For Benedict, it was the ending of the disastrous conflicts in Syria and Iraq and the preservation of Christian communities throughout the Middle East.
For Francis, it seems to be a resolution to the conflict in Ukraine, which has become a wedge deepening the conflict between Catholicism and Orthodoxy.
In the case of all three Popes, the larger goal has proved to be difficult to achieve.
Rather than using Lebanon as a path towards peace-making in a broader conflict, John Paul and Benedict both shifted their course, in the end seeking simply to protect and preserve Lebanon, so that the broader conflicts that surrounded it would not themselves change Lebanon beyond all recognition.
The approach that Francis will ultimately take with respect to Lebanon remains to be seen.
Facing Food Shortages and a Political Crisis
Many people who have been following the unfolding situation in Lebanon have recently begun to warn about looming food shortages. One source I spoke to, who had been present at the Lebanese Global Conference held on April 26, 2022, in Washington, D.C., went as far as to tell me, “‘Famine’ became the keyword over the course of the session.”
The conference featured talks from experts, analysts, and prominent figures like Samy Gamael, the current leader of the Kataeb Party in Lebanon, as well as American Congressmen Darrell Issa and Darin LaHood, who are both of Lebanese descent.
The conference’s most urgent discussions centered on how Lebanon will be affected by the war in Ukraine. The production of staple foods in Ukraine such as wheat — staples on which much of the Middle East depends — is expected to be greatly diminished this year.
Some estimates place the number of people who will be affected by food shortages as a result of the war as high as 500,000,000. “One full year of crisis in Ukraine will equal four years in the countries that depend on it,” the source told me.
The individual I spoke with also echoed what many Lebanese have told me over the past several months: that without active leadership on the part of the Vatican, the United States and Europe, Lebanon will go the way of other failed states in the region such as Syria, likely descending into chaos and war.

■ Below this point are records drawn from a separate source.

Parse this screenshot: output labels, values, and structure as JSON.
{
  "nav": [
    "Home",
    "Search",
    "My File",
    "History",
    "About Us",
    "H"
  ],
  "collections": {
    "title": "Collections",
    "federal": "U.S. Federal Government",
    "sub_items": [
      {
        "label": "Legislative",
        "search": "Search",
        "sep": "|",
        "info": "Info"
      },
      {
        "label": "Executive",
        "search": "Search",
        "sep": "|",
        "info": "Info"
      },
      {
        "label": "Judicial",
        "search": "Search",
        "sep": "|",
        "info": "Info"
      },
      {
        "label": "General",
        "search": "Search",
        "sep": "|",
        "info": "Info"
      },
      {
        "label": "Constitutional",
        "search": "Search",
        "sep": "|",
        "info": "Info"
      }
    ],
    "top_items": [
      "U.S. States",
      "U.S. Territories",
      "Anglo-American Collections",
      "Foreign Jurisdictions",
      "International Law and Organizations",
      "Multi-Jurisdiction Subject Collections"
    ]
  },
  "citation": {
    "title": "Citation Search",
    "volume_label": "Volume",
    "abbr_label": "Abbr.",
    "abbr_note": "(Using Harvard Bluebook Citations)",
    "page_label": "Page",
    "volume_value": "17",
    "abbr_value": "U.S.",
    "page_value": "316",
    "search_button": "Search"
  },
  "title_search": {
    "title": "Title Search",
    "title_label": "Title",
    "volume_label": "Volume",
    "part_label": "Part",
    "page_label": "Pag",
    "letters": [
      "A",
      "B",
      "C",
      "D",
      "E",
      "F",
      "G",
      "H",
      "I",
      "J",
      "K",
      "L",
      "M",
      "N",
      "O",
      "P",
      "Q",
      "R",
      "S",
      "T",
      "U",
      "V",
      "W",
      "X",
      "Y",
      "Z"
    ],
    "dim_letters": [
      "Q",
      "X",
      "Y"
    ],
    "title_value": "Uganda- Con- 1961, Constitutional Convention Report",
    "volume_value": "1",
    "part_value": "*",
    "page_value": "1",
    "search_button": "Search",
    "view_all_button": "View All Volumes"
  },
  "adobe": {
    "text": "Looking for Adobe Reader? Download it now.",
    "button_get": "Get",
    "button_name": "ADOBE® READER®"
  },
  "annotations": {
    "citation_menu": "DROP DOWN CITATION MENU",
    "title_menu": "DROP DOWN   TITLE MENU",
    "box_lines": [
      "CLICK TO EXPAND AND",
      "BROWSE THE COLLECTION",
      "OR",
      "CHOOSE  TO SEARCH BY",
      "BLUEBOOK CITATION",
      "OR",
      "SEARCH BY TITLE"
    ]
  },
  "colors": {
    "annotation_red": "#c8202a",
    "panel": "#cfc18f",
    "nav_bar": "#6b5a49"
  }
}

“There are 100,000 combatants [in the Hezbollah paramilitary forces] vs. 7,000 [in the Lebanese Army],” the source told me. “Nobody can compete with this power.
“We need peace. We need political stability in Lebanon.”

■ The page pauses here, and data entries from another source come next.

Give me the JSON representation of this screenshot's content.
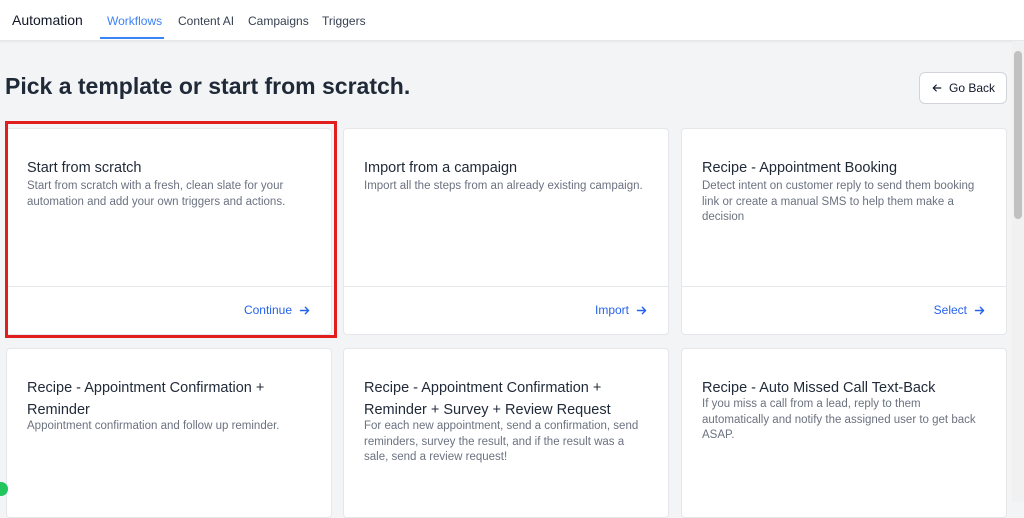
{
  "app": {
    "title": "Automation"
  },
  "tabs": [
    {
      "label": "Workflows",
      "active": true
    },
    {
      "label": "Content AI",
      "active": false
    },
    {
      "label": "Campaigns",
      "active": false
    },
    {
      "label": "Triggers",
      "active": false
    }
  ],
  "page": {
    "title": "Pick a template or start from scratch.",
    "go_back_label": "Go Back"
  },
  "cards": [
    {
      "title": "Start from scratch",
      "description": "Start from scratch with a fresh, clean slate for your automation and add your own triggers and actions.",
      "action": "Continue"
    },
    {
      "title": "Import from a campaign",
      "description": "Import all the steps from an already existing campaign.",
      "action": "Import"
    },
    {
      "title": "Recipe - Appointment Booking",
      "description": "Detect intent on customer reply to send them booking link or create a manual SMS to help them make a decision",
      "action": "Select"
    },
    {
      "title": "Recipe - Appointment Confirmation + Reminder",
      "description": "Appointment confirmation and follow up reminder."
    },
    {
      "title": "Recipe - Appointment Confirmation + Reminder + Survey + Review Request",
      "description": "For each new appointment, send a confirmation, send reminders, survey the result, and if the result was a sale, send a review request!"
    },
    {
      "title": "Recipe - Auto Missed Call Text-Back",
      "description": "If you miss a call from a lead, reply to them automatically and notify the assigned user to get back ASAP."
    }
  ],
  "colors": {
    "accent": "#3b82f6",
    "link": "#2563eb",
    "highlight": "#e11d1d"
  },
  "icons": {
    "go_back": "arrow-left-icon",
    "card_action": "arrow-right-icon"
  }
}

When I asked about the Christian political leadership in Lebanon, many Lebanese with whom I spoke offered harsh criticism.
“We don’t have true Christian leaders,” one Lebanese Christian told me. “Only Patriarch Raï.”
“The problem is that even Christians are divided,” another told me. “The Shia [Muslims], when it comes to politics, are united. Christians are united with them [i.e., some Christian political parties ally with Hezbollah] because they are after power, they are after their own interests.”
For now, Lebanon will continue waiting — waiting for the visit of Pope Francis, waiting to see if the glimmer of hope offered by its election proves to be a mirage, waiting, in short, for a miracle.
“We’re stuck,” a friend in Lebanon told me. “We need prayers. I believe in miracles because I am a Christian… We need intervention of the United States more boldly in Lebanon. We need an agreement with Iran, to keep Lebanon impartial from all of the struggles around it. Right away, Hezbollah would vanish.”
John Paul II’s words about the Lebanese people ring true even today, even as the crisis deepens: “Despite everything, hope remains alive in them.”
Fr. Hani Tawk, a Maronite priest who established an organization to feed the “new poor” in Beirut following the August 2020 explosion, affirms this, bringing a message of light in a time of darkness. “We are passing through a very miserable situation,” he said in a recent interview with Catholic News Service. “But we believe there is light at the end of this tunnel. We believe in the Resurrection.”
Christopher Hart-Moynihan is the Director of Friend of Lebanon, a Unitas project of Urbi et Orbi Communications.